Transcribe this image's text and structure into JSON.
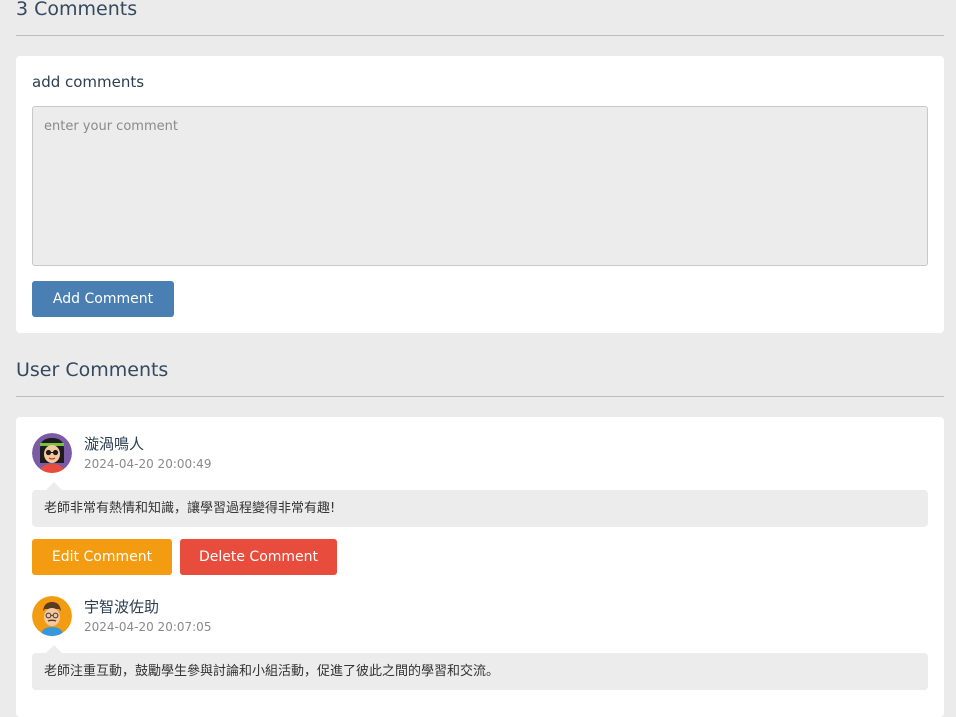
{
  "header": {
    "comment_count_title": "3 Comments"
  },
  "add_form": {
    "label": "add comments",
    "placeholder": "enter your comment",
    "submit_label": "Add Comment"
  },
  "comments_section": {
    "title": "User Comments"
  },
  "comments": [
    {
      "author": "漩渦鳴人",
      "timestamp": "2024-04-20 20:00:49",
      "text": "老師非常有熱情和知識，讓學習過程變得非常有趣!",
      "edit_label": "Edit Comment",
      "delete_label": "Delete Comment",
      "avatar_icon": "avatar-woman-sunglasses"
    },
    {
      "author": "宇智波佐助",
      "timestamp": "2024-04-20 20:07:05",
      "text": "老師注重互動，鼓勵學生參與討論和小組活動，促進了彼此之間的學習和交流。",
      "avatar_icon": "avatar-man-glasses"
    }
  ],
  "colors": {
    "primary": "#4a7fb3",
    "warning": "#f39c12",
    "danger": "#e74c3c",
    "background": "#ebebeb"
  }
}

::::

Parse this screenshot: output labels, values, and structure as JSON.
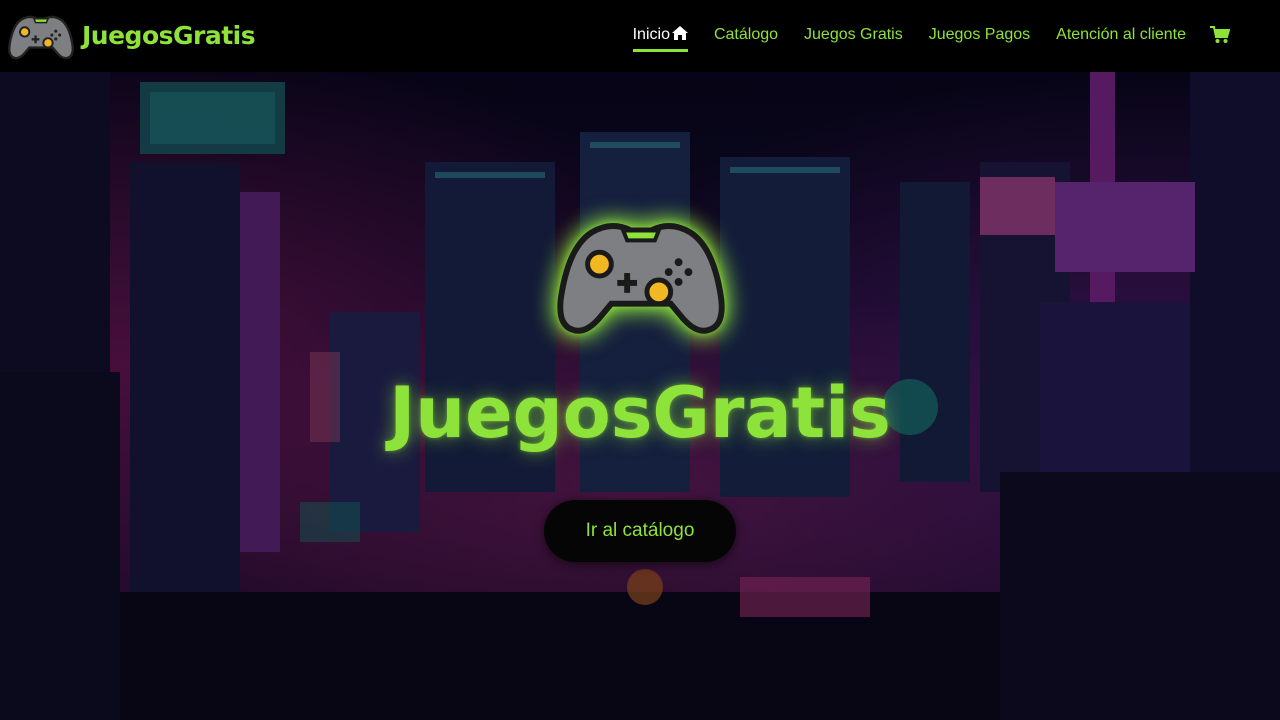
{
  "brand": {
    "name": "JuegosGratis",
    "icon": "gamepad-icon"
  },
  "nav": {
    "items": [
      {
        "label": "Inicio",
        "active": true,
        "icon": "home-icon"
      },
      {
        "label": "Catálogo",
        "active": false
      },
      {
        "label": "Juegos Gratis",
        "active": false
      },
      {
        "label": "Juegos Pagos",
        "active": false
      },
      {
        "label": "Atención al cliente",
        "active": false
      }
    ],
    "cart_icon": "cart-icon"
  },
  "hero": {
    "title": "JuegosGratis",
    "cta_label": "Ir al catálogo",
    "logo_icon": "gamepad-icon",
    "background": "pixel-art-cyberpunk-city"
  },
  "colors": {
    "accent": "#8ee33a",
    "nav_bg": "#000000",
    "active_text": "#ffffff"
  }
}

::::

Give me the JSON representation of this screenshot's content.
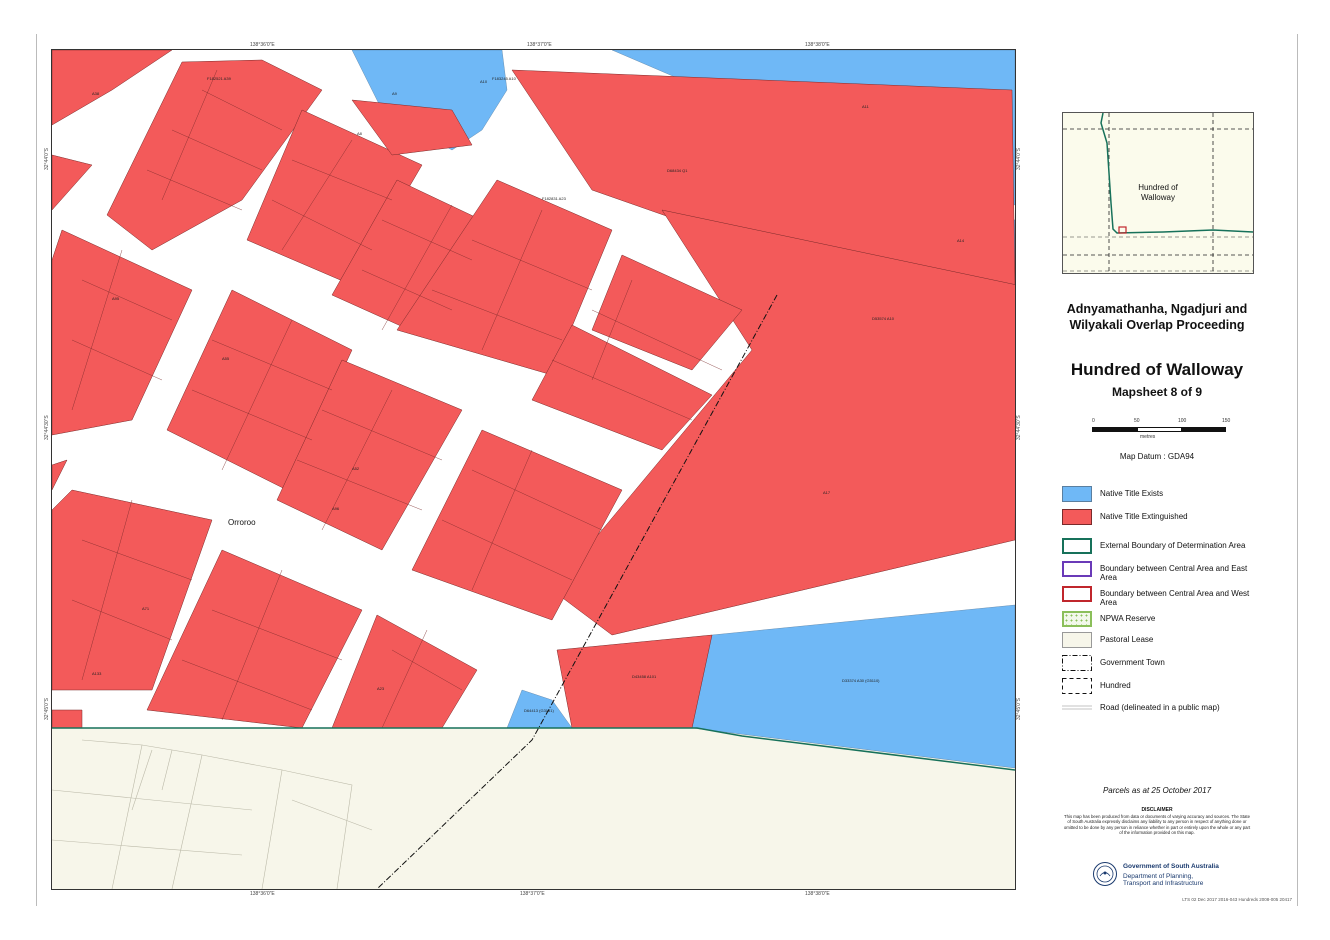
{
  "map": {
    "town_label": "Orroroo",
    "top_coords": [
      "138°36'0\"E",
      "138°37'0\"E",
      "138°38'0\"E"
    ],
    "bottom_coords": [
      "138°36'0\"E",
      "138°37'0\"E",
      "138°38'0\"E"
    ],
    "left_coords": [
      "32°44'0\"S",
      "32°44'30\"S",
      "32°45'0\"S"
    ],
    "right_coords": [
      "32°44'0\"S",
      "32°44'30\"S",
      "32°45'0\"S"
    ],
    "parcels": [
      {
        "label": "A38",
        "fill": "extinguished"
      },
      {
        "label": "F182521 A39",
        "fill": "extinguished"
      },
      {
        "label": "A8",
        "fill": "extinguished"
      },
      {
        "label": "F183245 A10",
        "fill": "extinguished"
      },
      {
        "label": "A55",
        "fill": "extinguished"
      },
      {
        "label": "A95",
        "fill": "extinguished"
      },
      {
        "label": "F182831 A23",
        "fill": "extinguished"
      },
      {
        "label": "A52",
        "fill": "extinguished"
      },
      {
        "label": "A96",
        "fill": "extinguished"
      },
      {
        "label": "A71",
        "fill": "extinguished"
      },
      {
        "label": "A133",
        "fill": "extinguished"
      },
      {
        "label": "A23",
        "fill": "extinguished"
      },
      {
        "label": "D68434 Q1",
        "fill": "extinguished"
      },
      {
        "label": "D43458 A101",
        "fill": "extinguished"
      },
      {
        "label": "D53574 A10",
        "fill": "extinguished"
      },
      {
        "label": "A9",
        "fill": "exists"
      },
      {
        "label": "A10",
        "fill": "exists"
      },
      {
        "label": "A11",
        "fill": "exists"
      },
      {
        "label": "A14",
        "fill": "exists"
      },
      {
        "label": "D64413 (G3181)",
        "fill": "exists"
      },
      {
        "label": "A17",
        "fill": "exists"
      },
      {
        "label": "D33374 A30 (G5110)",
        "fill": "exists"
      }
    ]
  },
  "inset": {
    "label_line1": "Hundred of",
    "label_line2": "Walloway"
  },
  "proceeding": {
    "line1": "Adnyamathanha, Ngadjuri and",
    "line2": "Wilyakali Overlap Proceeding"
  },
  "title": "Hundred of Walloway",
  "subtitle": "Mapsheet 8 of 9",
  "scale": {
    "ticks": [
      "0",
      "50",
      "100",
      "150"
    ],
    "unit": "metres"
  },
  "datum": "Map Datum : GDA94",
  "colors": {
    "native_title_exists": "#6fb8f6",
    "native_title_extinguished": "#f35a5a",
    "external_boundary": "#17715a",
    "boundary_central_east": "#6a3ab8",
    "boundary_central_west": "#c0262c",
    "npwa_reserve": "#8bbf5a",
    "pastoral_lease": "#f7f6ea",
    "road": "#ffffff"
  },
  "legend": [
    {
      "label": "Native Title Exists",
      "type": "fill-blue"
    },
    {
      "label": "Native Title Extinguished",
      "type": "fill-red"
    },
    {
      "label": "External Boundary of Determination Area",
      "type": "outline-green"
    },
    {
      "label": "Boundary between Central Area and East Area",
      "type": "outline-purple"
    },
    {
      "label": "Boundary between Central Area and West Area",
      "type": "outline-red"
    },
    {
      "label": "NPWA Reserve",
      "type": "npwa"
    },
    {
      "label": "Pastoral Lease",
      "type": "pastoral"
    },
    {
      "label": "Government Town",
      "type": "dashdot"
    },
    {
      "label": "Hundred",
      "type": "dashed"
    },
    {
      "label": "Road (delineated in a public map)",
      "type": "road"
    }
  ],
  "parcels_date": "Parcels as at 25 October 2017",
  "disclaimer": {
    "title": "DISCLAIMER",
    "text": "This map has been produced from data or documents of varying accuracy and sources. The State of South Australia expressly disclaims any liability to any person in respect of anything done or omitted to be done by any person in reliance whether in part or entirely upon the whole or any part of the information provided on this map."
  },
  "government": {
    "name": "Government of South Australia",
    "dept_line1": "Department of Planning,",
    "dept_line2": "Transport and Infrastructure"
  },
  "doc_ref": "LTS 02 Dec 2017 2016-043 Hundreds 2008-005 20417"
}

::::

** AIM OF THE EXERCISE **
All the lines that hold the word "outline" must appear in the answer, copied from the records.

** RESPONSE **
      "type": "outline-green"
      "type": "outline-purple"
      "type": "outline-red"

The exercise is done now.